Right now, this projects the 2023 option as having negative value, but of course, it will only be picked up if a team thinks age-37 Longoria is still a 1-WAR or so player.
To be clear, I don’t think that a small market team like the Rays wants to be paying $20 million in 2022 to a veteran roleplayer. But Evan Longoria’s long-term contract (and extension) has been a GREAT deal up to this point, and it should continue to be a GOOD deal.
If the Rays don’t want it (and they should think long and hard before trading Longo), someone else will.
Chris Archer Contract
|2020 Option||31||$9 million|
|2021 Option||32||$11 million|
FanGraphs Depth Charts projects Archer as a 4.4 WAR player in 2018.
Yes, he’s that good.
Evan Longoria’s contract has just under $40 million in projected surplus value remaining on it. Chris Archer’s contract has $40 million in projected surplus value next year.
Archer has $35 million in projected surplus value for 2019, and then two team options for 2020 and 2021 with projected surplus values of $27 million and $20 million (and remember, a team option has higher value than stated here, because of the way it mitigates team risk).
This is a four year contract we’ve projected to be worth $125 million in surplus value. That’s huge.
The Rays can keep him and enjoy that value as they attempt to compete within the next four years, or they can trade him and rebuild. If they do, the return would be immense.
Depending on who you are and what you believe, the goal of a baseball team is to:
- Make the playoffs and win the World Series
- Play competitive, entertaining baseball
- Increase the value of the investment of the ownership group
- Produce liquid assets for the ownership group
Based on which one of those you chose, you will have a different perspective of what to do with the surplus value on the contracts of Evan Longoria, Chris Archer, and other Rays potentially being discussed around the league this offseason.
These surplus value numbers cannot tell you whether the Rays should trade a player or not, but they can help you discuss trades intelligently, regardless of your goal.

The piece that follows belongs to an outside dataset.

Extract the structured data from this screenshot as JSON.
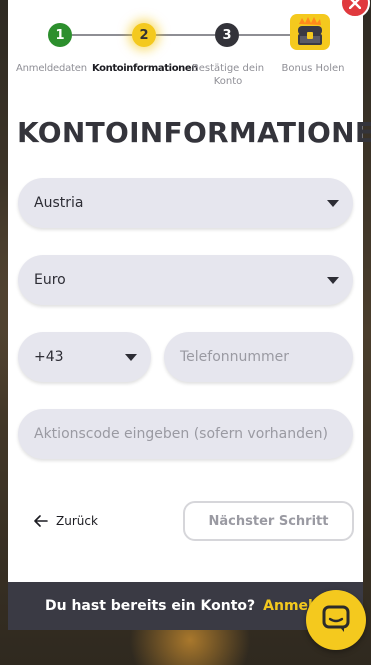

Bottom line tgough, Longoria and Archer are talented baseball players on excellent baseball contracts, making them the kind of asset in high demand.